November 17, 2011

At The Cloisters: the Medieval Garden

The Cloisters is a magical place, not only for its art and architecture, but also for its plants. The horticulturalists there have established beautiful medieval gardens, the largest of which is in the cloister which came from the Cistercian abbey at Bonnefont-en-Comminges in France. Although the height of the gardening season was past, this garden was still a lovely place, with plants creating lively interactions with the architecture. The museum has a blog for its gardens, full of interesting information on medieval plants and their uses, which you can see here.
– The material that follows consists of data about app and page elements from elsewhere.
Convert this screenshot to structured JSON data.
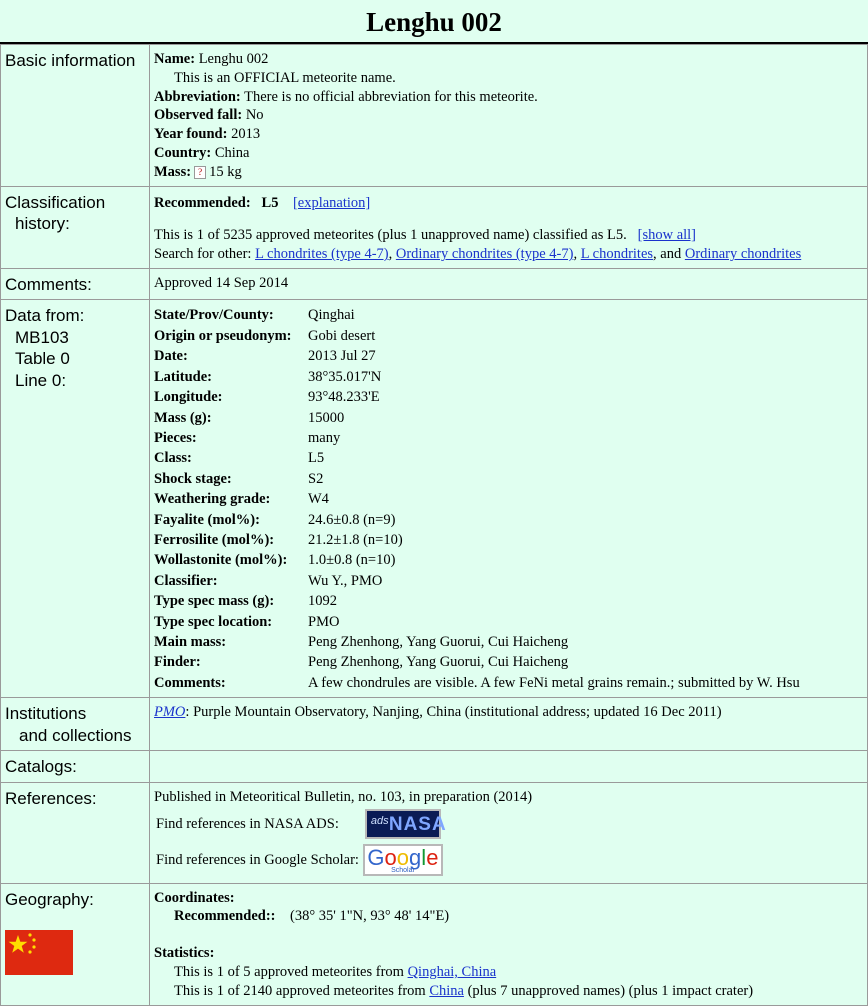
{
  "title": "Lenghu 002",
  "basic": {
    "label": "Basic information",
    "name_k": "Name:",
    "name_v": "Lenghu 002",
    "official": "This is an OFFICIAL meteorite name.",
    "abbr_k": "Abbreviation:",
    "abbr_v": "There is no official abbreviation for this meteorite.",
    "fall_k": "Observed fall:",
    "fall_v": "No",
    "year_k": "Year found:",
    "year_v": "2013",
    "country_k": "Country:",
    "country_v": "China",
    "mass_k": "Mass:",
    "mass_v": "15 kg",
    "help_icon": "?"
  },
  "classification": {
    "label1": "Classification",
    "label2": "history:",
    "rec_k": "Recommended:",
    "rec_v": "L5",
    "explanation": "[explanation]",
    "count_text": "This is 1 of 5235 approved meteorites (plus 1 unapproved name) classified as L5.",
    "show_all": "[show all]",
    "search_prefix": "Search for other:",
    "link1": "L chondrites (type 4-7)",
    "link2": "Ordinary chondrites (type 4-7)",
    "link3": "L chondrites",
    "and": ", and",
    "link4": "Ordinary chondrites"
  },
  "comments": {
    "label": "Comments:",
    "value": "Approved 14 Sep 2014"
  },
  "datafrom": {
    "label1": "Data from:",
    "label2": "MB103",
    "label3": "Table 0",
    "label4": "Line 0:",
    "rows": [
      {
        "k": "State/Prov/County:",
        "v": "Qinghai"
      },
      {
        "k": "Origin or pseudonym:",
        "v": "Gobi desert"
      },
      {
        "k": "Date:",
        "v": "2013 Jul 27"
      },
      {
        "k": "Latitude:",
        "v": "38°35.017'N"
      },
      {
        "k": "Longitude:",
        "v": "93°48.233'E"
      },
      {
        "k": "Mass (g):",
        "v": "15000"
      },
      {
        "k": "Pieces:",
        "v": "many"
      },
      {
        "k": "Class:",
        "v": "L5"
      },
      {
        "k": "Shock stage:",
        "v": "S2"
      },
      {
        "k": "Weathering grade:",
        "v": "W4"
      },
      {
        "k": "Fayalite (mol%):",
        "v": "24.6±0.8 (n=9)"
      },
      {
        "k": "Ferrosilite (mol%):",
        "v": "21.2±1.8 (n=10)"
      },
      {
        "k": "Wollastonite (mol%):",
        "v": "1.0±0.8 (n=10)"
      },
      {
        "k": "Classifier:",
        "v": "Wu Y., PMO"
      },
      {
        "k": "Type spec mass (g):",
        "v": "1092"
      },
      {
        "k": "Type spec location:",
        "v": "PMO"
      },
      {
        "k": "Main mass:",
        "v": "Peng Zhenhong, Yang Guorui, Cui Haicheng"
      },
      {
        "k": "Finder:",
        "v": "Peng Zhenhong, Yang Guorui, Cui Haicheng"
      },
      {
        "k": "Comments:",
        "v": "A few chondrules are visible. A few FeNi metal grains remain.; submitted by W. Hsu"
      }
    ]
  },
  "institutions": {
    "label1": "Institutions",
    "label2": "and collections",
    "link": "PMO",
    "text": ": Purple Mountain Observatory, Nanjing, China (institutional address; updated 16 Dec 2011)"
  },
  "catalogs": {
    "label": "Catalogs:"
  },
  "references": {
    "label": "References:",
    "published": "Published in Meteoritical Bulletin, no. 103, in preparation (2014)",
    "nasa_text": "Find references in NASA ADS:",
    "nasa_logo_small": "ads",
    "nasa_logo_big": "NASA",
    "google_text": "Find references in Google Scholar:",
    "google_logo": "Google",
    "google_sub": "Scholar"
  },
  "geography": {
    "label": "Geography:",
    "coords_k": "Coordinates:",
    "rec_k": "Recommended::",
    "rec_v": "(38° 35' 1\"N, 93° 48' 14\"E)",
    "stats_k": "Statistics:",
    "stat1_prefix": "This is 1 of 5 approved meteorites from",
    "stat1_link": "Qinghai, China",
    "stat2_prefix": "This is 1 of 2140 approved meteorites from",
    "stat2_link": "China",
    "stat2_suffix": "(plus 7 unapproved names) (plus 1 impact crater)"
  },
  "colors": {
    "background": "#e0fff0",
    "link": "#1a33cc",
    "flag_red": "#de2910",
    "flag_star": "#ffde00"
  }
}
The plants were used for food and medicine and for dyes.

The ivy presents a soft geometry on the hard stone. The tree is a cornelian cherry (Cornus mas).

In the garden you can see traditional ways of training plants, such as this espalier, now almost leafless, leaving the structure clearly visible. This is a pear tree, and has been in the garden since the 1940s. I learned from the blog that this technique dates from the Renaissance, not earlier.

Behind some sturdy cabbages is a tuteur, a pyramidal structure to support plants. I don't know what was growing on this, or why it is full of small branches, but it is a gorgeously textured object.

One of the garden beds was labeled as "Plants used by Medieval artists", though from a little research, I think they were mostly used for textile dyes rather than pigments. The three plants above are Woad, Our-Lady's-Bedstraw, and Weld. Woad yields a blue dye similar to that of indigo, but not as strong; the tops of Our-Lady's-Bedstraw give a yellow dye, the roots red; weld is also yellow and when overdyed with woad produces a deep green.

I have a special fondness for thistle-type plants, whose form I find very rich with its geometrically ordered parts. This is Fuller's teasel, which interestingly was used in processing textiles, combing wool and raising its nap. Some weavers still use this plant although it was mainly replaced by metal combs.

And lastly, a look from the garden out over the Hudson River to the Palisades of New Jersey. I was so lucky to visit on such a perfect day at such a beautiful time of year.

Previous posts on the Cloisters:
At the Cloisters: Sculpture
At the Cloisters: Architecture


  1. I have been to NYC only twice, each time on my elsewhere. Although I have always hoped to go to The Cloisters I have never had the time. Thank you for your wonderful photos. They were like a mini visit.

  2. Facinating to think about how hard people had to work to get dyes, their food etc. We are quite spoiled in our age.

  3. A., I'm happy that you enjoyed my posts on the Cloisters.
    Lisa, yes, it's really amazing when you stop to think how difficult life used to be. Simpler in many ways, but just surviving was harder for most.